AFAJ: What can we expect in the future when it comes to films in this series? 
Landon: We’ve done four now. I just finished Love’s Abiding Joy. Fox, who actually distributes these films, … is allowing people like myself to actually have a voice in the marketplace. … Fox has opened up their doors and has actually branded their name as Fox Faith for these types of films. So I’m thankful to Fox for doing that. I believe they’ve ordered two more, which makes a total of six of the films. 

AFAJ: So when people hear the name Michael Landon Jr., what do you hope comes to their minds?
Landon: I hope in some way that it draws them closer to God. I want to be an excellent storyteller. I want to be excellent as a director, and these things are very important to me in the craft itself. But I would like my work to draw them closer to God, to our Lord, Christ.  undefined  

Love’s Long Journey 
Michael Landon Jr.’s most recently released project, Love’s Long Journey, is the third installment in his film series based on best-selling books written by Janette Oke. 

As a continuation of Love Comes Softly and Love’s Enduring Promise, Love’s Long Journey follows the adventures of newlyweds Missie and Willie Lahaye as they leave family behind and head west in a covered wagon to begin a life of their own. 

The journey is full of pain and struggles as well as excitement and surprises as the couple experiences the dangers of building a settlement in the wide-open plains and the joy of becoming parents for the first time.

The third movie is as compelling as the first two, as it draws viewers into an emotional story of faith, love, compassion and commitment rooted in the saving power of Christ.  

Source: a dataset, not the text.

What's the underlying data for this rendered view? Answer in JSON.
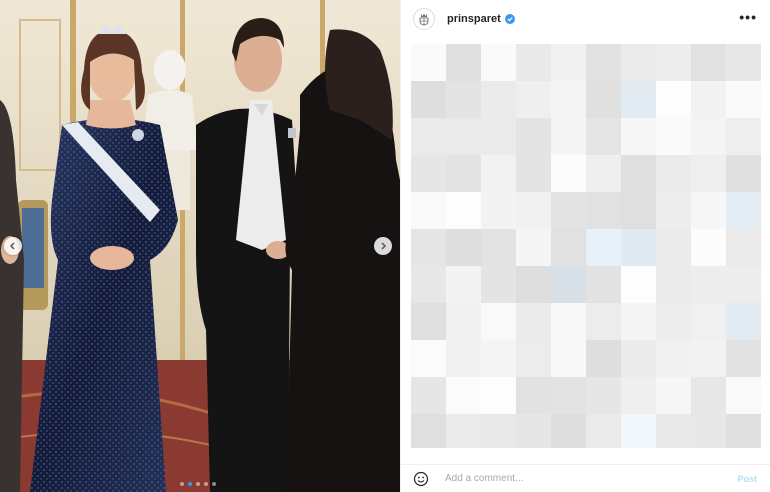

A redeeming message and direct Scripture references far outweigh the subtle use of alcohol and violence as common to the lifestyle of the Wild West.

Not rated; Available on DVD.